+++ Source material

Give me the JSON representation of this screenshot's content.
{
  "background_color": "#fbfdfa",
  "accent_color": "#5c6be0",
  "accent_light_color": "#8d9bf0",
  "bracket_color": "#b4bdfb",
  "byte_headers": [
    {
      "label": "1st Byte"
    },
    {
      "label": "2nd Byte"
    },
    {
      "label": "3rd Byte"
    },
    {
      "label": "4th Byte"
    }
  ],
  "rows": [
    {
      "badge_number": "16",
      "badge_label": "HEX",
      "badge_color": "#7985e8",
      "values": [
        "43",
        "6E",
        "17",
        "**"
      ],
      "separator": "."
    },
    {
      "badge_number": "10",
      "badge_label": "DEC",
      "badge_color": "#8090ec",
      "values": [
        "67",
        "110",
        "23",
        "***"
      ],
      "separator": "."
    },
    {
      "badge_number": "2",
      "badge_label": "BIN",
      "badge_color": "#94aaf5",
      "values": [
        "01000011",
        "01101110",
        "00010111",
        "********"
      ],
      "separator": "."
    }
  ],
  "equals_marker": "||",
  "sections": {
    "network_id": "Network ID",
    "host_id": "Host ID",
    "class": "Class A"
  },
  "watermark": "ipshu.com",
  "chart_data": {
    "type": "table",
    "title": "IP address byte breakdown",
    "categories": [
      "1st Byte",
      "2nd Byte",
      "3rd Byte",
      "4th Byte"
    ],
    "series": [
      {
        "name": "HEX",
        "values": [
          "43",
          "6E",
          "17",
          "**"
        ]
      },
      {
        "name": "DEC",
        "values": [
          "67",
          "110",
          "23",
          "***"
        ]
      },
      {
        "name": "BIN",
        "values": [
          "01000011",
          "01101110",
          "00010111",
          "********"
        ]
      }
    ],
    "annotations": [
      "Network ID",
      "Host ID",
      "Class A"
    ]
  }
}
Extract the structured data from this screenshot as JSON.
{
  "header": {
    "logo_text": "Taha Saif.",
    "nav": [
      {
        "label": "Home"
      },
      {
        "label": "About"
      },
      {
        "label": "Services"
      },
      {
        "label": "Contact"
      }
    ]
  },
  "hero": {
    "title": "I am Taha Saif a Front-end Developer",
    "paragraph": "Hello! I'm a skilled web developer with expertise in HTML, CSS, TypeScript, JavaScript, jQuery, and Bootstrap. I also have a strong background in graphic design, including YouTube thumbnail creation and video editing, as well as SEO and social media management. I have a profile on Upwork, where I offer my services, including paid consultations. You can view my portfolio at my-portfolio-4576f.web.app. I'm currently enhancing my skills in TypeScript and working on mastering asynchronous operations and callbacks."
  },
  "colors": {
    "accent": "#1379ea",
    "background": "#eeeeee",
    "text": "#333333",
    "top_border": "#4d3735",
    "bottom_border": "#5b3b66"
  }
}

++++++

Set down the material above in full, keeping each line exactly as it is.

Output for this exercise →
Give me the JSON representation of this screenshot's content.
{
  "background_color": "#fbfdfa",
  "accent_color": "#5c6be0",
  "accent_light_color": "#8d9bf0",
  "bracket_color": "#b4bdfb",
  "byte_headers": [
    {
      "label": "1st Byte"
    },
    {
      "label": "2nd Byte"
    },
    {
      "label": "3rd Byte"
    },
    {
      "label": "4th Byte"
    }
  ],
  "rows": [
    {
      "badge_number": "16",
      "badge_label": "HEX",
      "badge_color": "#7985e8",
      "values": [
        "43",
        "6E",
        "17",
        "**"
      ],
      "separator": "."
    },
    {
      "badge_number": "10",
      "badge_label": "DEC",
      "badge_color": "#8090ec",
      "values": [
        "67",
        "110",
        "23",
        "***"
      ],
      "separator": "."
    },
    {
      "badge_number": "2",
      "badge_label": "BIN",
      "badge_color": "#94aaf5",
      "values": [
        "01000011",
        "01101110",
        "00010111",
        "********"
      ],
      "separator": "."
    }
  ],
  "equals_marker": "||",
  "sections": {
    "network_id": "Network ID",
    "host_id": "Host ID",
    "class": "Class A"
  },
  "watermark": "ipshu.com",
  "chart_data": {
    "type": "table",
    "title": "IP address byte breakdown",
    "categories": [
      "1st Byte",
      "2nd Byte",
      "3rd Byte",
      "4th Byte"
    ],
    "series": [
      {
        "name": "HEX",
        "values": [
          "43",
          "6E",
          "17",
          "**"
        ]
      },
      {
        "name": "DEC",
        "values": [
          "67",
          "110",
          "23",
          "***"
        ]
      },
      {
        "name": "BIN",
        "values": [
          "01000011",
          "01101110",
          "00010111",
          "********"
        ]
      }
    ],
    "annotations": [
      "Network ID",
      "Host ID",
      "Class A"
    ]
  }
}
Extract the structured data from this screenshot as JSON.
{
  "header": {
    "logo_text": "Taha Saif.",
    "nav": [
      {
        "label": "Home"
      },
      {
        "label": "About"
      },
      {
        "label": "Services"
      },
      {
        "label": "Contact"
      }
    ]
  },
  "hero": {
    "title": "I am Taha Saif a Front-end Developer",
    "paragraph": "Hello! I'm a skilled web developer with expertise in HTML, CSS, TypeScript, JavaScript, jQuery, and Bootstrap. I also have a strong background in graphic design, including YouTube thumbnail creation and video editing, as well as SEO and social media management. I have a profile on Upwork, where I offer my services, including paid consultations. You can view my portfolio at my-portfolio-4576f.web.app. I'm currently enhancing my skills in TypeScript and working on mastering asynchronous operations and callbacks."
  },
  "colors": {
    "accent": "#1379ea",
    "background": "#eeeeee",
    "text": "#333333",
    "top_border": "#4d3735",
    "bottom_border": "#5b3b66"
  }
}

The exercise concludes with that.